### Work request
Could you please repeat all of the entries exactly as written?

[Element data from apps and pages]
------
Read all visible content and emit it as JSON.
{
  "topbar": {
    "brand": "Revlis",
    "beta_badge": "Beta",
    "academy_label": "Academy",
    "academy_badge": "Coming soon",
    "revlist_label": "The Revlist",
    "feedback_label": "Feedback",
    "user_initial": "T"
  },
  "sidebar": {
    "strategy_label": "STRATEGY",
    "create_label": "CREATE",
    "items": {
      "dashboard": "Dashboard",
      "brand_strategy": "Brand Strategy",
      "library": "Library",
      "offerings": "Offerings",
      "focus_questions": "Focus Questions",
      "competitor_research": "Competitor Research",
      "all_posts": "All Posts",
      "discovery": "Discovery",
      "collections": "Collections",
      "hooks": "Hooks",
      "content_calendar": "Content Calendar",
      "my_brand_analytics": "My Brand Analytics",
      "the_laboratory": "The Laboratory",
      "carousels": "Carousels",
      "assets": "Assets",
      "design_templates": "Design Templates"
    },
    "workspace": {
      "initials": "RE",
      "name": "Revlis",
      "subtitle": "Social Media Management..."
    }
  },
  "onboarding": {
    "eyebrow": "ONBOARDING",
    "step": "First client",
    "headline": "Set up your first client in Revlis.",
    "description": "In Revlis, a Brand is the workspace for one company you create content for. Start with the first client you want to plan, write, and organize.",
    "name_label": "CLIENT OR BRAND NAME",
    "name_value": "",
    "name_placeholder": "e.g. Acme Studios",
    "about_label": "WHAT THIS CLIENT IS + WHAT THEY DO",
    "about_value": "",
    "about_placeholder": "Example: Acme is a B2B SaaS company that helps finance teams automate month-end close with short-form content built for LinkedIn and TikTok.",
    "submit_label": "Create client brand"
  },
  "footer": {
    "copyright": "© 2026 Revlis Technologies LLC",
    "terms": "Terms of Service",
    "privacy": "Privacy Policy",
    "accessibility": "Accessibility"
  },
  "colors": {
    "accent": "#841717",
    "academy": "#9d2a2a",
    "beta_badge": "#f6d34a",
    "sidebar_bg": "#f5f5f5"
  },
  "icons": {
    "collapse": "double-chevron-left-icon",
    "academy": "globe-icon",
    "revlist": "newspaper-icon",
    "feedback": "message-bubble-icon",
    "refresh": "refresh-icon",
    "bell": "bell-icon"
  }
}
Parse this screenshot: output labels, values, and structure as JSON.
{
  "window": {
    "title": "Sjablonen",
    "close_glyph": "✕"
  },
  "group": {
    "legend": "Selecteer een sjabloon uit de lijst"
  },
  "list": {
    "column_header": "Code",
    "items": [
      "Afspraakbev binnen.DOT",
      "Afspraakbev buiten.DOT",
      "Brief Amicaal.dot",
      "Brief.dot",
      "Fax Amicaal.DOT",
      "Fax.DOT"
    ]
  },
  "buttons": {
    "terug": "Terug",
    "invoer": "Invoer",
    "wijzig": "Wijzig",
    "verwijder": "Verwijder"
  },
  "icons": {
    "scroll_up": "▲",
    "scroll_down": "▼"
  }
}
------
### Reply to the task
Read all visible content and emit it as JSON.
{
  "topbar": {
    "brand": "Revlis",
    "beta_badge": "Beta",
    "academy_label": "Academy",
    "academy_badge": "Coming soon",
    "revlist_label": "The Revlist",
    "feedback_label": "Feedback",
    "user_initial": "T"
  },
  "sidebar": {
    "strategy_label": "STRATEGY",
    "create_label": "CREATE",
    "items": {
      "dashboard": "Dashboard",
      "brand_strategy": "Brand Strategy",
      "library": "Library",
      "offerings": "Offerings",
      "focus_questions": "Focus Questions",
      "competitor_research": "Competitor Research",
      "all_posts": "All Posts",
      "discovery": "Discovery",
      "collections": "Collections",
      "hooks": "Hooks",
      "content_calendar": "Content Calendar",
      "my_brand_analytics": "My Brand Analytics",
      "the_laboratory": "The Laboratory",
      "carousels": "Carousels",
      "assets": "Assets",
      "design_templates": "Design Templates"
    },
    "workspace": {
      "initials": "RE",
      "name": "Revlis",
      "subtitle": "Social Media Management..."
    }
  },
  "onboarding": {
    "eyebrow": "ONBOARDING",
    "step": "First client",
    "headline": "Set up your first client in Revlis.",
    "description": "In Revlis, a Brand is the workspace for one company you create content for. Start with the first client you want to plan, write, and organize.",
    "name_label": "CLIENT OR BRAND NAME",
    "name_value": "",
    "name_placeholder": "e.g. Acme Studios",
    "about_label": "WHAT THIS CLIENT IS + WHAT THEY DO",
    "about_value": "",
    "about_placeholder": "Example: Acme is a B2B SaaS company that helps finance teams automate month-end close with short-form content built for LinkedIn and TikTok.",
    "submit_label": "Create client brand"
  },
  "footer": {
    "copyright": "© 2026 Revlis Technologies LLC",
    "terms": "Terms of Service",
    "privacy": "Privacy Policy",
    "accessibility": "Accessibility"
  },
  "colors": {
    "accent": "#841717",
    "academy": "#9d2a2a",
    "beta_badge": "#f6d34a",
    "sidebar_bg": "#f5f5f5"
  },
  "icons": {
    "collapse": "double-chevron-left-icon",
    "academy": "globe-icon",
    "revlist": "newspaper-icon",
    "feedback": "message-bubble-icon",
    "refresh": "refresh-icon",
    "bell": "bell-icon"
  }
}
Parse this screenshot: output labels, values, and structure as JSON.
{
  "window": {
    "title": "Sjablonen",
    "close_glyph": "✕"
  },
  "group": {
    "legend": "Selecteer een sjabloon uit de lijst"
  },
  "list": {
    "column_header": "Code",
    "items": [
      "Afspraakbev binnen.DOT",
      "Afspraakbev buiten.DOT",
      "Brief Amicaal.dot",
      "Brief.dot",
      "Fax Amicaal.DOT",
      "Fax.DOT"
    ]
  },
  "buttons": {
    "terug": "Terug",
    "invoer": "Invoer",
    "wijzig": "Wijzig",
    "verwijder": "Verwijder"
  },
  "icons": {
    "scroll_up": "▲",
    "scroll_down": "▼"
  }
}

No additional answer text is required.